A long-term sustainable and mutually beneficial relationship with their life environment characterizes the existence of many indigenous peoples and local communities. Such inextricable link between their cultural diversity and biological diversity was framed by Darrel Posey under the term ‘biocultural diversity’. Based on Posey’s work, the Code of Ethics of the International Society of Ethnobiology defines biocultural heritage as “the cultural heritage (both tangible and intangible, including customary law, folklore, spiritual values, knowledge, innovations and practices) and biological heritage (diversity of genes, varieties, species and ecosystem provisioning, regulating, and cultural services) of Indigenous Peoples, traditional societies and local communities”. It further recognises that the cultural and biological heritage “are inextricably linked through the interaction between peoples and nature over time and shaped by their socioecological and economic context”.

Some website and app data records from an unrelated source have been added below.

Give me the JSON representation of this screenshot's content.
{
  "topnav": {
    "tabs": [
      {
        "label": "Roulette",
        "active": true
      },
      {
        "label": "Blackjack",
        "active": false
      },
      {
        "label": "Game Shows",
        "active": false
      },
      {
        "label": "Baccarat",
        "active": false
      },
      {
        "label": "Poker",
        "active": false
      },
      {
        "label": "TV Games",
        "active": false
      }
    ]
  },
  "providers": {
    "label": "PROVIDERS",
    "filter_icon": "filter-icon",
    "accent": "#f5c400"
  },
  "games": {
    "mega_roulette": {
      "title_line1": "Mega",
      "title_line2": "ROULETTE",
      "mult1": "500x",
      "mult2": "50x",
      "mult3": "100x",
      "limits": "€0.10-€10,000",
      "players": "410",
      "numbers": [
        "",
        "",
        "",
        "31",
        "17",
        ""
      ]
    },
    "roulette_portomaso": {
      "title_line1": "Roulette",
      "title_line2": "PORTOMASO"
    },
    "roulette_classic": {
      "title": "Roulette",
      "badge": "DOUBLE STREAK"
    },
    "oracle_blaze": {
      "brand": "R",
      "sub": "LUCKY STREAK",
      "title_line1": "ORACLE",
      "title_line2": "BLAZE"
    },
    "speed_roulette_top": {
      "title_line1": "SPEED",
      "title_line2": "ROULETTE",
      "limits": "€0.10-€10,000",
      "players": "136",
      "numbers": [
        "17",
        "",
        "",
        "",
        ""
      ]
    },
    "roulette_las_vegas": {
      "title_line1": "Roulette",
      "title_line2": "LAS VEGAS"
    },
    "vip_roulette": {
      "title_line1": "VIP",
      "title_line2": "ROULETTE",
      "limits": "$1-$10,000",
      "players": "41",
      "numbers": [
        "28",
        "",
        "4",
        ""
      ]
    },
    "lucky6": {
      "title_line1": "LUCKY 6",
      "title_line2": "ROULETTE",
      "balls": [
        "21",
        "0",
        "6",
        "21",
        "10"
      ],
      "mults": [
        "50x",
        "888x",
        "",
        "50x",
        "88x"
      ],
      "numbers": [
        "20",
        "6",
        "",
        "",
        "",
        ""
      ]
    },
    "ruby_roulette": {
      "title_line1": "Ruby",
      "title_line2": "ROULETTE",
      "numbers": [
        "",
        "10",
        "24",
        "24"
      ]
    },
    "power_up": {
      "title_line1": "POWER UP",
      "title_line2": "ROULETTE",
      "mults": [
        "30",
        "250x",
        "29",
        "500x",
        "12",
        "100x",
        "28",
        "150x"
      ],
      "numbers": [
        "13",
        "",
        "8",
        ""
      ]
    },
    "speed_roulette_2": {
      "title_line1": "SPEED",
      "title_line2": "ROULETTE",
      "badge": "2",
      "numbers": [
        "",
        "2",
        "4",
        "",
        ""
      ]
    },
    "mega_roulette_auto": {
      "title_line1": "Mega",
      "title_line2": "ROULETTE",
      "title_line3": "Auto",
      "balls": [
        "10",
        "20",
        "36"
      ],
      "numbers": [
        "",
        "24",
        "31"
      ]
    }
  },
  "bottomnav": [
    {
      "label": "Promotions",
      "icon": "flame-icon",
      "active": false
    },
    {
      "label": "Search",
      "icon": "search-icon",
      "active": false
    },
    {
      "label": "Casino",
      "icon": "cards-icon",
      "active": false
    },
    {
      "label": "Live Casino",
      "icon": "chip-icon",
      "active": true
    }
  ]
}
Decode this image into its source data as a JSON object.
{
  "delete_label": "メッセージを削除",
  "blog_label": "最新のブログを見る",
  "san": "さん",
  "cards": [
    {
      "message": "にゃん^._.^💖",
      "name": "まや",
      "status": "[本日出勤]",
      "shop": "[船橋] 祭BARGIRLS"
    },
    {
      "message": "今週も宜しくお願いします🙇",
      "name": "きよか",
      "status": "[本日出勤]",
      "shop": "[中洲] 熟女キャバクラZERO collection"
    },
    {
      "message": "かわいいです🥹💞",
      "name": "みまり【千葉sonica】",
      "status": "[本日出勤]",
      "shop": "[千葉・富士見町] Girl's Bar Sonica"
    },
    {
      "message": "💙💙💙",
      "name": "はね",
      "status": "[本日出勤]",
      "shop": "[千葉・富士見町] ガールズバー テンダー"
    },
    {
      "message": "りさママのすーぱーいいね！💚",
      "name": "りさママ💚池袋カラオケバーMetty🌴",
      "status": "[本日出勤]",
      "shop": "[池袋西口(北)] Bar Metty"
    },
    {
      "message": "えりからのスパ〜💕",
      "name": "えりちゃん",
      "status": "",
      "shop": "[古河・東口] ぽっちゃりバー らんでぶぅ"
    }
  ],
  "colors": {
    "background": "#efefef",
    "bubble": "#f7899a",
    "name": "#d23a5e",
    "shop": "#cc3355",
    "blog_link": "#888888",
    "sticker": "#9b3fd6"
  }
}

The term ‘biocultural diversity’ denotes the idea that “maintaining and restoring the diversity of life means sustaining both biodiversity and cultures, because the two are interrelated and mutually supportive”. Collectively held and transmitted from one generation to the next, biocultural diversity is the foundation and essential feature that makes ICCAs—territories of life possible. The very role of indigenous peoples and local communities as custodians of their life environment is entrenched in the existence of biocultural diversity, the diverse governance and management practices and institutions that sustainably use and conserve nature in the long-term (see Sustainable use #Conservation #Sustainable self-determination).
Posey (ed.), 1999; Borrini-Feyerabend, MacDonald and Maffi, 2004; Maffi, 2007; Maffi and Woodley, 2010; Kothari et al., 2012; Wilson, 2016; First North American Dialogue on Biocultural Diversity, 2019.

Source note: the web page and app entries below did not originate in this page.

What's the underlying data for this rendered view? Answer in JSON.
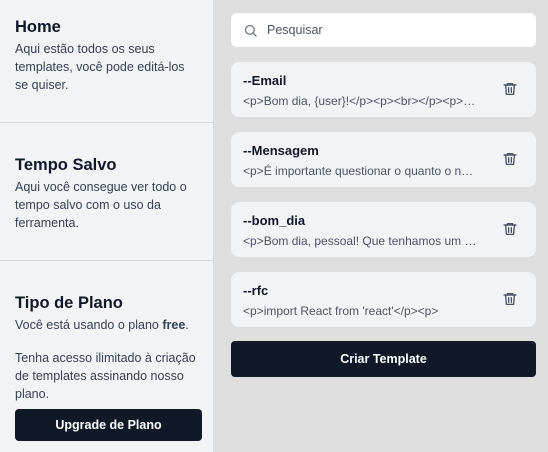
{
  "sidebar": {
    "home": {
      "title": "Home",
      "description": "Aqui estão todos os seus templates, você pode editá-los se quiser."
    },
    "saved_time": {
      "title": "Tempo Salvo",
      "description": "Aqui você consegue ver todo o tempo salvo com o uso da ferramenta."
    },
    "plan": {
      "title": "Tipo de Plano",
      "description_prefix": "Você está usando o plano ",
      "plan_name": "free",
      "description_suffix": ".",
      "extra": "Tenha acesso ilimitado à criação de templates assinando nosso plano.",
      "upgrade_label": "Upgrade de Plano"
    }
  },
  "search": {
    "placeholder": "Pesquisar",
    "icon": "search-icon"
  },
  "templates": [
    {
      "title": "--Email",
      "body": "<p>Bom dia, {user}!</p><p><br></p><p>Segue em anexo..."
    },
    {
      "title": "--Mensagem",
      "body": "<p>É importante questionar o quanto o novo modelo..."
    },
    {
      "title": "--bom_dia",
      "body": "<p>Bom dia, pessoal! Que tenhamos um ótimo dia...</p>"
    },
    {
      "title": "--rfc",
      "body": "<p>import React from 'react'</p><p>"
    }
  ],
  "create_label": "Criar Template",
  "colors": {
    "primary": "#111827",
    "background": "#dedede",
    "panel": "#f2f3f5"
  }
}
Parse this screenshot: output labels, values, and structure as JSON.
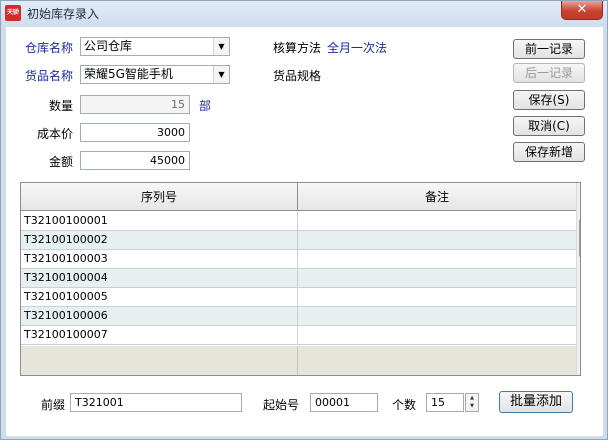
{
  "window": {
    "title": "初始库存录入",
    "app_badge": "天骄",
    "close_glyph": "✕"
  },
  "form": {
    "warehouse_label": "仓库名称",
    "warehouse_value": "公司仓库",
    "goods_label": "货品名称",
    "goods_value": "荣耀5G智能手机",
    "accounting_label": "核算方法",
    "accounting_value": "全月一次法",
    "spec_label": "货品规格",
    "quantity_label": "数量",
    "quantity_value": "15",
    "unit": "部",
    "cost_label": "成本价",
    "cost_value": "3000",
    "amount_label": "金额",
    "amount_value": "45000"
  },
  "buttons": {
    "prev": "前一记录",
    "next": "后一记录",
    "save": "保存(S)",
    "cancel": "取消(C)",
    "save_new": "保存新增"
  },
  "grid": {
    "columns": [
      "序列号",
      "备注"
    ],
    "rows": [
      "T32100100001",
      "T32100100002",
      "T32100100003",
      "T32100100004",
      "T32100100005",
      "T32100100006",
      "T32100100007"
    ]
  },
  "footer": {
    "prefix_label": "前缀",
    "prefix_value": "T321001",
    "start_label": "起始号",
    "start_value": "00001",
    "count_label": "个数",
    "count_value": "15",
    "batch_add": "批量添加"
  },
  "colors": {
    "label_blue": "#1a2aa0",
    "row_alt": "#e7f0f1",
    "close_red": "#c0392b"
  }
}
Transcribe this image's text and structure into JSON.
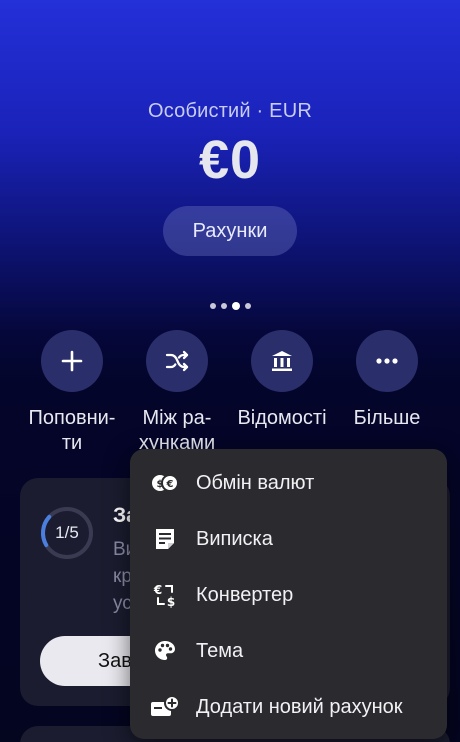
{
  "header": {
    "account_label": "Особистий · EUR",
    "balance": "€0",
    "accounts_button": "Рахунки"
  },
  "pager": {
    "count": 4,
    "active_index": 2
  },
  "actions": [
    {
      "icon": "plus-icon",
      "label_line1": "Поповни-",
      "label_line2": "ти"
    },
    {
      "icon": "shuffle-icon",
      "label_line1": "Між ра-",
      "label_line2": "хунками"
    },
    {
      "icon": "bank-icon",
      "label_line1": "Відомості",
      "label_line2": ""
    },
    {
      "icon": "more-icon",
      "label_line1": "Більше",
      "label_line2": ""
    }
  ],
  "card": {
    "progress_text": "1/5",
    "progress_value": 0.2,
    "title": "За",
    "desc_lines": [
      "Ви",
      "кр",
      "ус"
    ],
    "cta_label": "Зав"
  },
  "menu": {
    "items": [
      {
        "icon": "currency-exchange-icon",
        "label": "Обмін валют"
      },
      {
        "icon": "statement-icon",
        "label": "Виписка"
      },
      {
        "icon": "converter-icon",
        "label": "Конвертер"
      },
      {
        "icon": "palette-icon",
        "label": "Тема"
      },
      {
        "icon": "add-account-icon",
        "label": "Додати новий рахунок"
      }
    ]
  },
  "colors": {
    "accent_blue": "#2430d8",
    "action_circle": "#2a2e6a",
    "menu_bg": "#2b2b2f",
    "card_bg": "#1b1c2f",
    "progress_arc": "#4a7fe0"
  }
}
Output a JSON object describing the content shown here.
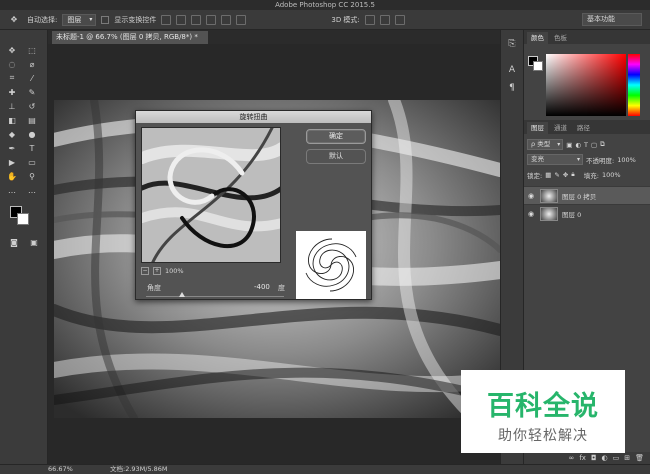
{
  "window": {
    "title": "Adobe Photoshop CC 2015.5"
  },
  "options_bar": {
    "auto_select_label": "自动选择:",
    "auto_select_value": "图层",
    "show_transform_label": "显示变换控件",
    "mode_3d_label": "3D 模式:",
    "workspace": "基本功能"
  },
  "document": {
    "tab_title": "未标题-1 @ 66.7% (图层 0 拷贝, RGB/8*) *"
  },
  "status": {
    "zoom": "66.67%",
    "doc_info": "文档:2.93M/5.86M"
  },
  "dialog": {
    "title": "旋转扭曲",
    "ok_label": "确定",
    "cancel_label": "默认",
    "zoom": "100%",
    "angle_label": "角度",
    "angle_value": "-400",
    "angle_unit": "度",
    "angle_slider_fraction": 0.26
  },
  "panels": {
    "color_tabs": [
      "颜色",
      "色板"
    ],
    "layer_tabs": [
      "图层",
      "通道",
      "路径"
    ],
    "filter_kind": "ρ 类型",
    "blend_mode": "变亮",
    "opacity_label": "不透明度:",
    "opacity_value": "100%",
    "lock_label": "锁定:",
    "fill_label": "填充:",
    "fill_value": "100%",
    "layers": [
      {
        "name": "图层 0 拷贝",
        "selected": true
      },
      {
        "name": "图层 0",
        "selected": false
      }
    ]
  },
  "watermark": {
    "main": "百科全说",
    "sub": "助你轻松解决"
  }
}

 Garnett et al., 2018; Corrigan et al., 2018.
 Maffi, 2007, page 1. See also Borrini-Feyerabend,MacDonald and Maffi, 2004 and First North American Dialogue on Biocultural Diversity, 2019.